That has left many of us feeling more emotional than we might have expected, and of course our sincere condolences go to her family and friends. She over-performed (by some distance) in her job for 70 years, which is not something many can say.
But soon, the more prosaic but critical economic and social issues the UK faces are going to rise back to the top of the news pages. Can even more government borrowing fund additional spending to offset energy price rises, without subsequent tax rises? Or can the government find significant “savings” to offset the spending?
In terms of savings, the signals during the recent contest to become Prime Minister were not promising. This was our new PM, Liz Truss: “As prime minister I will run a leaner, more efficient, more focused Whitehall that prioritises the things that really matter to people and is laser-focused on frontline services … There is too much bureaucracy and stale groupthink in Whitehall”.
So just the traditional vague remarks about bureaucracy, “reducing waste” and attacks on “Quangos”. The problem is that the largest “quangos” are organisations such as the DVLA and the Passport Service that provide services the public rely on. We’ve seen the negative reaction when their performance falls; it seems hard to believe that the government can slash the cost of these organisations without major impact on customers. In another speech, Truss suggested a regional approach to civil service pay. It’s not a daft idea actually, but she withdrew it quickly under challenge, a sign that even many decent ideas run into opposition.
Another frequent and ill-judged suggestion is more centralisation of procurement. I would argue that all this has done over the years is led to more “framework” contracts being put in place by the collaborative procurement bodies. But those organisations have a fundamental conflict of interest between maximising their revenue, versus driving better overall value for the public purse. Their frameworks are then misused in a manner that certainly does not lead to value – choosing suppliers without competition, for instance.
However, there are ways of saving money, although none of them are easy. Introduce stringent controls on consulting spend and demand a focus on defined outcomes and competition to choose suppliers every time. Insource some services (children’s social care, for instance) that are failing both financially and performance-wise. Stop messing around with more collaborative procurement in the police service, bite the bullet and move from 43 “county” forces to 9 or 10 regional forces (every Chief Constable knows that the current system is crazy). Cancel HS2. Sort out the increasing unfairness (to private sector workers) of index-linked public sector pensions … and I’m sure there are “savings” in MOD procurement, but better people than me have failed to realise them.
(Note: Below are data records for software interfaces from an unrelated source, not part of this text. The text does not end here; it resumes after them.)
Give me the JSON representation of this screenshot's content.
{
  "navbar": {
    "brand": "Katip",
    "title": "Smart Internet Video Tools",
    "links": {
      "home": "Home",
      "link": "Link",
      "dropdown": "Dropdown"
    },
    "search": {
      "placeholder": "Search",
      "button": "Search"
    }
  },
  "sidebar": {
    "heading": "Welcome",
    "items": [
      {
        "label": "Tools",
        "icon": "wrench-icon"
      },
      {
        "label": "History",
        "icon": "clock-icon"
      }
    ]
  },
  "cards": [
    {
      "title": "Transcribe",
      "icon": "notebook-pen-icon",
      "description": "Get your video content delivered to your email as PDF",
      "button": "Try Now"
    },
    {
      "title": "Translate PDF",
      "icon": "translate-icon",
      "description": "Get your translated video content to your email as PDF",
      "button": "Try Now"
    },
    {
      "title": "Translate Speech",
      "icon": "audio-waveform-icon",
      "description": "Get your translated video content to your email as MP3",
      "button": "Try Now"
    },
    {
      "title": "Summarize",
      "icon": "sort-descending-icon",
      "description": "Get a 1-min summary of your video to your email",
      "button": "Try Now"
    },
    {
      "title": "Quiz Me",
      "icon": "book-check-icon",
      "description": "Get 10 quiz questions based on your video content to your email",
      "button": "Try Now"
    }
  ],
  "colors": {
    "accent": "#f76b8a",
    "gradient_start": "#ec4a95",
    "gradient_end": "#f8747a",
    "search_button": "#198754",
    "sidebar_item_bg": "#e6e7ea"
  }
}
Indeed, nothing that might release significant benefits will be easy to do. After over 30 years of efficiency reviews, external experts, CPOs recruited from top private sector firms and so on, there is little in the way of “low hanging fruit” these days.
So Prime Minister Truss and her team will have to think harder and act more radically if they really want to reduce the cost – and improve the effectiveness – of the public sector. I do wish them luck, as a taxpayer, but I’m not holding my breath.